After a busy, poorly paced two-hour opening, The Cape settled down just a bit in “Kozmo.” This series continues to be mediocre at best and dreadfully awful in certain worsts, but there’s just something about it that’s uncomfortably appealing. I really, really want to hate The Cape. And yet, I cannot.
It helps because “Kozmo” doesn’t spend a lot of time worrying about Chess, Scales or any of these goofball villains. Instead, it dives into the history of the circus, Max and the cape itself in earnest with a surprising degree of success. The whole plot is ridiculously goofy, particularly the conversations about the possible powers and dangers of wearing this specific cape, but you know what? It is also kind of charming. Apparently the cape belonged to a great escape artist named Kozmo — or a series of them, according to Max — but it’s also been worn by the world’s greatest villains such and I guess a few heroes like Merlin. Unfortunately, there’s no mention of Lee Harvey Oswald or Osama Bin Laden. But I think you get the picture.

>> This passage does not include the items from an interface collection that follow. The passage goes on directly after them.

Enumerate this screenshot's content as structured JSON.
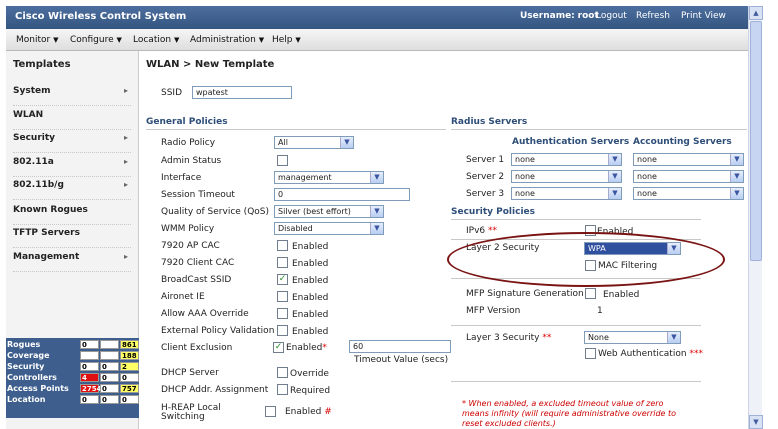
{
  "header": {
    "title": "Cisco Wireless Control System",
    "username_label": "Username:",
    "username": "root",
    "links": [
      "Logout",
      "Refresh",
      "Print View"
    ]
  },
  "menu": [
    "Monitor",
    "Configure",
    "Location",
    "Administration",
    "Help"
  ],
  "sidebar": {
    "title": "Templates",
    "items": [
      {
        "label": "System",
        "chevron": true
      },
      {
        "label": "WLAN",
        "chevron": false
      },
      {
        "label": "Security",
        "chevron": true
      },
      {
        "label": "802.11a",
        "chevron": true
      },
      {
        "label": "802.11b/g",
        "chevron": true
      },
      {
        "label": "Known Rogues",
        "chevron": false
      },
      {
        "label": "TFTP Servers",
        "chevron": false
      },
      {
        "label": "Management",
        "chevron": true
      }
    ]
  },
  "status": [
    {
      "label": "Rogues",
      "v1": "0",
      "v2": "",
      "v3": "861"
    },
    {
      "label": "Coverage",
      "v1": "",
      "v2": "",
      "v3": "188"
    },
    {
      "label": "Security",
      "v1": "0",
      "v2": "0",
      "v3": "2"
    },
    {
      "label": "Controllers",
      "v1": "4",
      "v2": "0",
      "v3": "0"
    },
    {
      "label": "Access Points",
      "v1": "2754",
      "v2": "0",
      "v3": "757"
    },
    {
      "label": "Location",
      "v1": "0",
      "v2": "0",
      "v3": "0"
    }
  ],
  "main": {
    "breadcrumb": "WLAN > New Template",
    "ssid_label": "SSID",
    "ssid_value": "wpatest",
    "general_title": "General Policies",
    "general": {
      "radio_policy_label": "Radio Policy",
      "radio_policy": "All",
      "admin_status_label": "Admin Status",
      "interface_label": "Interface",
      "interface": "management",
      "session_timeout_label": "Session Timeout",
      "session_timeout": "0",
      "qos_label": "Quality of Service (QoS)",
      "qos": "Silver (best effort)",
      "wmm_label": "WMM Policy",
      "wmm": "Disabled",
      "cac7920_label": "7920 AP CAC",
      "cac7920_text": "Enabled",
      "client_cac_label": "7920 Client CAC",
      "client_cac_text": "Enabled",
      "broadcast_label": "BroadCast SSID",
      "broadcast_text": "Enabled",
      "aironet_label": "Aironet IE",
      "aironet_text": "Enabled",
      "aaa_label": "Allow AAA Override",
      "aaa_text": "Enabled",
      "epv_label": "External Policy Validation",
      "epv_text": "Enabled",
      "client_excl_label": "Client Exclusion",
      "client_excl_text": "Enabled",
      "client_excl_req": "*",
      "timeout_value": "60",
      "timeout_label": "Timeout Value (secs)",
      "dhcp_server_label": "DHCP Server",
      "dhcp_server_text": "Override",
      "dhcp_addr_label": "DHCP Addr. Assignment",
      "dhcp_addr_text": "Required",
      "hreap_label_1": "H-REAP Local",
      "hreap_label_2": "Switching",
      "hreap_text": "Enabled",
      "hreap_req": "#"
    },
    "radius_title": "Radius Servers",
    "auth_head": "Authentication Servers",
    "acct_head": "Accounting Servers",
    "servers": [
      {
        "label": "Server 1",
        "auth": "none",
        "acct": "none"
      },
      {
        "label": "Server 2",
        "auth": "none",
        "acct": "none"
      },
      {
        "label": "Server 3",
        "auth": "none",
        "acct": "none"
      }
    ],
    "security_title": "Security Policies",
    "ipv6_label": "IPv6",
    "ipv6_req": "**",
    "ipv6_text": "Enabled",
    "l2_label": "Layer 2 Security",
    "l2_value": "WPA",
    "mac_filter_text": "MAC Filtering",
    "mfp_label": "MFP Signature Generation",
    "mfp_text": "Enabled",
    "mfp_version_label": "MFP Version",
    "mfp_version": "1",
    "l3_label": "Layer 3 Security",
    "l3_req": "**",
    "l3_value": "None",
    "web_auth_text": "Web Authentication",
    "web_auth_req": "***",
    "note_lines": [
      "* When enabled, a excluded timeout value of zero",
      "means infinity (will require administrative override to",
      "reset excluded clients.)"
    ]
  }
}
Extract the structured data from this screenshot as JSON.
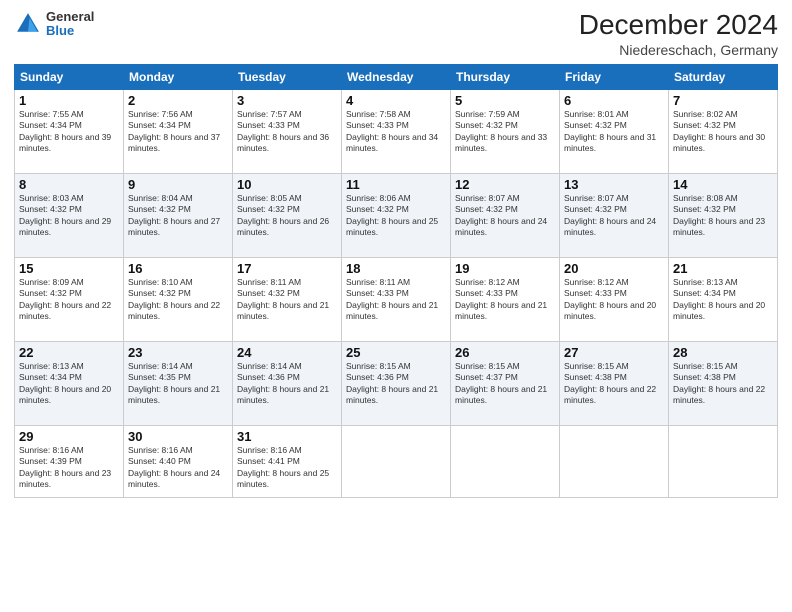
{
  "logo": {
    "general": "General",
    "blue": "Blue"
  },
  "header": {
    "month": "December 2024",
    "location": "Niedereschach, Germany"
  },
  "weekdays": [
    "Sunday",
    "Monday",
    "Tuesday",
    "Wednesday",
    "Thursday",
    "Friday",
    "Saturday"
  ],
  "weeks": [
    [
      {
        "day": "1",
        "sunrise": "7:55 AM",
        "sunset": "4:34 PM",
        "daylight": "8 hours and 39 minutes."
      },
      {
        "day": "2",
        "sunrise": "7:56 AM",
        "sunset": "4:34 PM",
        "daylight": "8 hours and 37 minutes."
      },
      {
        "day": "3",
        "sunrise": "7:57 AM",
        "sunset": "4:33 PM",
        "daylight": "8 hours and 36 minutes."
      },
      {
        "day": "4",
        "sunrise": "7:58 AM",
        "sunset": "4:33 PM",
        "daylight": "8 hours and 34 minutes."
      },
      {
        "day": "5",
        "sunrise": "7:59 AM",
        "sunset": "4:32 PM",
        "daylight": "8 hours and 33 minutes."
      },
      {
        "day": "6",
        "sunrise": "8:01 AM",
        "sunset": "4:32 PM",
        "daylight": "8 hours and 31 minutes."
      },
      {
        "day": "7",
        "sunrise": "8:02 AM",
        "sunset": "4:32 PM",
        "daylight": "8 hours and 30 minutes."
      }
    ],
    [
      {
        "day": "8",
        "sunrise": "8:03 AM",
        "sunset": "4:32 PM",
        "daylight": "8 hours and 29 minutes."
      },
      {
        "day": "9",
        "sunrise": "8:04 AM",
        "sunset": "4:32 PM",
        "daylight": "8 hours and 27 minutes."
      },
      {
        "day": "10",
        "sunrise": "8:05 AM",
        "sunset": "4:32 PM",
        "daylight": "8 hours and 26 minutes."
      },
      {
        "day": "11",
        "sunrise": "8:06 AM",
        "sunset": "4:32 PM",
        "daylight": "8 hours and 25 minutes."
      },
      {
        "day": "12",
        "sunrise": "8:07 AM",
        "sunset": "4:32 PM",
        "daylight": "8 hours and 24 minutes."
      },
      {
        "day": "13",
        "sunrise": "8:07 AM",
        "sunset": "4:32 PM",
        "daylight": "8 hours and 24 minutes."
      },
      {
        "day": "14",
        "sunrise": "8:08 AM",
        "sunset": "4:32 PM",
        "daylight": "8 hours and 23 minutes."
      }
    ],
    [
      {
        "day": "15",
        "sunrise": "8:09 AM",
        "sunset": "4:32 PM",
        "daylight": "8 hours and 22 minutes."
      },
      {
        "day": "16",
        "sunrise": "8:10 AM",
        "sunset": "4:32 PM",
        "daylight": "8 hours and 22 minutes."
      },
      {
        "day": "17",
        "sunrise": "8:11 AM",
        "sunset": "4:32 PM",
        "daylight": "8 hours and 21 minutes."
      },
      {
        "day": "18",
        "sunrise": "8:11 AM",
        "sunset": "4:33 PM",
        "daylight": "8 hours and 21 minutes."
      },
      {
        "day": "19",
        "sunrise": "8:12 AM",
        "sunset": "4:33 PM",
        "daylight": "8 hours and 21 minutes."
      },
      {
        "day": "20",
        "sunrise": "8:12 AM",
        "sunset": "4:33 PM",
        "daylight": "8 hours and 20 minutes."
      },
      {
        "day": "21",
        "sunrise": "8:13 AM",
        "sunset": "4:34 PM",
        "daylight": "8 hours and 20 minutes."
      }
    ],
    [
      {
        "day": "22",
        "sunrise": "8:13 AM",
        "sunset": "4:34 PM",
        "daylight": "8 hours and 20 minutes."
      },
      {
        "day": "23",
        "sunrise": "8:14 AM",
        "sunset": "4:35 PM",
        "daylight": "8 hours and 21 minutes."
      },
      {
        "day": "24",
        "sunrise": "8:14 AM",
        "sunset": "4:36 PM",
        "daylight": "8 hours and 21 minutes."
      },
      {
        "day": "25",
        "sunrise": "8:15 AM",
        "sunset": "4:36 PM",
        "daylight": "8 hours and 21 minutes."
      },
      {
        "day": "26",
        "sunrise": "8:15 AM",
        "sunset": "4:37 PM",
        "daylight": "8 hours and 21 minutes."
      },
      {
        "day": "27",
        "sunrise": "8:15 AM",
        "sunset": "4:38 PM",
        "daylight": "8 hours and 22 minutes."
      },
      {
        "day": "28",
        "sunrise": "8:15 AM",
        "sunset": "4:38 PM",
        "daylight": "8 hours and 22 minutes."
      }
    ],
    [
      {
        "day": "29",
        "sunrise": "8:16 AM",
        "sunset": "4:39 PM",
        "daylight": "8 hours and 23 minutes."
      },
      {
        "day": "30",
        "sunrise": "8:16 AM",
        "sunset": "4:40 PM",
        "daylight": "8 hours and 24 minutes."
      },
      {
        "day": "31",
        "sunrise": "8:16 AM",
        "sunset": "4:41 PM",
        "daylight": "8 hours and 25 minutes."
      },
      null,
      null,
      null,
      null
    ]
  ]
}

We learn all of this because a former apprentice of Max, Gregor, returns from his stint in prison and wants the damn cape. He and Vince posture around each other throughout the episode, yelling about who deserves the cape and what it can do to people. Gregor is a villainous bastard, but he knows it and he’s trying to keep Vince from moving down that road. Gregor apparently knows that the cape lets people succumb to their rage, their indulgences, etc. and I guess as a cop, Vince shouldn’t be getting messed up in things like that. Of course, this is all nonsense we’ve heard before. Various iterations of Bruce Wayne are full of rage and so he uses the Batman suit to take that rage out on horrible people. This is what The Cape is going for. But unlike something such as Heroes, The Cape more or less knows what it is.
In other Cape news, Orwell is given more to do this week. Well, I don’t know if she’s really given more to do because there are certain moments where Summer Glau looks generally confused on what’s happening around her, but at least the episode makes it known that she’s ridiculously mysterious. The first two episodes weren’t too concerned with developing her past “Hey, it’s Summer Glau! Isn’t she hot?!” even though the audience could totally see that all the cool cars and gadgets come from her trust fund as Chess/Peter Fleming’s daughter. I appreciate that the writers didn’t try to drag out this BIG REVEAL because it was more or less obvious from the first 20 minutes of the second episode. That gives me hope that The Cape team knows what kind of program it is and isn’t afraid to just blow through plot like a hopped-up comic book. This is the best strategy to take, particularly when no one is going to take you seriously from the beginning.
Finally, this episode does a lot better job with both Vince’s wife and kid. I mean there still isn’t a lot to work with there, but at least the series is smart enough to have Vince begin to plant evidence for his DA wife to find. Again, it’s an obvious beat and one that’s only executed to middling results, but it could have been a lot worse. After the pilot, I didn’t expect much from either the wife or the young son, so it’s nice that the writers haven’t completely forgotten them. I could probably do without any sort of jealously Vince might have towards his wife’s boss that is sure to come about in future episodes, but I understand why the series has to go there.
Anyway, after three episodes, I’m still interested in watching The Cape, which is a lot more than I ever thought I would say. This is not a good television series, but it’s quickly gotten comfortable in its own, goofy skin. A lot of similar series never even reach that destination, so in that respect, The Cape is something of a success. It’s still a mess, but it’s a much more compelling and well-constructed mess than I would have expected.